The hop harvest

Once fully grown you will surely be able to tell if your hops are ready to harvest, by the color and texture of the cones. Ripe cones will be dry to the touch with a strong aromatic odor and will leave a residue of powdered yellow lupulin on the fingers to the touch. It is important to harvest them at the right time and before they turn brown, in order to get the best out of the hops.

Check each hop individually, as some may ripen faster than others and choose as appropriate. If you have checked all the hops on a fork and find that they are all ready to be harvested, you can cut the fork and the twine at the base and spread it out on the ground, making it easier to harvest the hops.
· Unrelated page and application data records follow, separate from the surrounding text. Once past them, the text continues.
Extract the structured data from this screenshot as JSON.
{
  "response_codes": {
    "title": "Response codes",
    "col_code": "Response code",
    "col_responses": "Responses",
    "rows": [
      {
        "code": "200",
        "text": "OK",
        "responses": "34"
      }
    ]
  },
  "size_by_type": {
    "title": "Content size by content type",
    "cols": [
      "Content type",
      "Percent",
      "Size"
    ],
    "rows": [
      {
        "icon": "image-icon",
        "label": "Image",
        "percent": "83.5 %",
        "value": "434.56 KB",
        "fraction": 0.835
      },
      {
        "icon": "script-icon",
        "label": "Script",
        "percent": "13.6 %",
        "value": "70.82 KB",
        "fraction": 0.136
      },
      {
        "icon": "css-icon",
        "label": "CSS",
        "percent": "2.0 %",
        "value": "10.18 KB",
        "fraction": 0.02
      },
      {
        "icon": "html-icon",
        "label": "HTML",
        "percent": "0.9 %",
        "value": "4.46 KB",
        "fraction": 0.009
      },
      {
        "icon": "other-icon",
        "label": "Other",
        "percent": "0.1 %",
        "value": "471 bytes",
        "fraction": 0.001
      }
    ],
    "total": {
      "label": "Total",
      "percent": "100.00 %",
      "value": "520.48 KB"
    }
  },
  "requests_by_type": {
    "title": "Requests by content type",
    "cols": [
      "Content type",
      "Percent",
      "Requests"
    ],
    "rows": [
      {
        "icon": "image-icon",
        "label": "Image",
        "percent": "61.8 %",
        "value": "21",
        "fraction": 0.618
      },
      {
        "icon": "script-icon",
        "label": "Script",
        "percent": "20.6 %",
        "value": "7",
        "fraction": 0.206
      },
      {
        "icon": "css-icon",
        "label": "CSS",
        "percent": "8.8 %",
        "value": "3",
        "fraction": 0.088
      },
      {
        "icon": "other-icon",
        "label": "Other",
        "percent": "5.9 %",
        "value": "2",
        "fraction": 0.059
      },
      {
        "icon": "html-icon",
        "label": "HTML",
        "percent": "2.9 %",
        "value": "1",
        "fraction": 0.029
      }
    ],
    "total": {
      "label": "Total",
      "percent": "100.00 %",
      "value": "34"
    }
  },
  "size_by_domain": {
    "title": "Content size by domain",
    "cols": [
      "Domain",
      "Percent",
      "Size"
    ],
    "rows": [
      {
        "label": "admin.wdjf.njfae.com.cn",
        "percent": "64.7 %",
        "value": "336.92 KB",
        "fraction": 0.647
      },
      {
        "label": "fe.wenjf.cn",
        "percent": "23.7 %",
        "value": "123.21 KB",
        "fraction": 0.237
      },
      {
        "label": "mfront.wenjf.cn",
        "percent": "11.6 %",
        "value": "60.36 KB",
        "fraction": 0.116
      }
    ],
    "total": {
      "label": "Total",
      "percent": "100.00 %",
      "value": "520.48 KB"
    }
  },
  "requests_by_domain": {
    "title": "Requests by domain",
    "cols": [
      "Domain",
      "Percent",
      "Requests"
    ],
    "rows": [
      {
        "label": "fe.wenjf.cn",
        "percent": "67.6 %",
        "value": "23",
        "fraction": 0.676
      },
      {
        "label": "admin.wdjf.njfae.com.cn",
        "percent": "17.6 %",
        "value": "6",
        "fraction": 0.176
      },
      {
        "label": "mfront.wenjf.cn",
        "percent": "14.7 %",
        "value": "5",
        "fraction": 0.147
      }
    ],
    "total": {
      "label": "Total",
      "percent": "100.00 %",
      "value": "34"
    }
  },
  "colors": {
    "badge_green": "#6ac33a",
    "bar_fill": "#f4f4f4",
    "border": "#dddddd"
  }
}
How to store hops after harvest

After the collection of the hop, dry it well before using it for home brewing. The time required can vary depending on the type of hops and can be done in a warm, dry place at home, out of direct sunlight.

If you are not in a hurry, you can let it dry properly for a week or two, or you can speed up the process by using a fan on a low heat setting. When the cones are completely dry, you can put them in airtight bags with a zip closure and store them in the freezer.

Remember that hops are a perennial plant and therefore will start producing more hop cones each year they mature. The first year after planting it will only produce a small amount, but by the third year, some types can be used for full production.


Video: Training hops - Hop Growing 101 Part 4 (January 2022).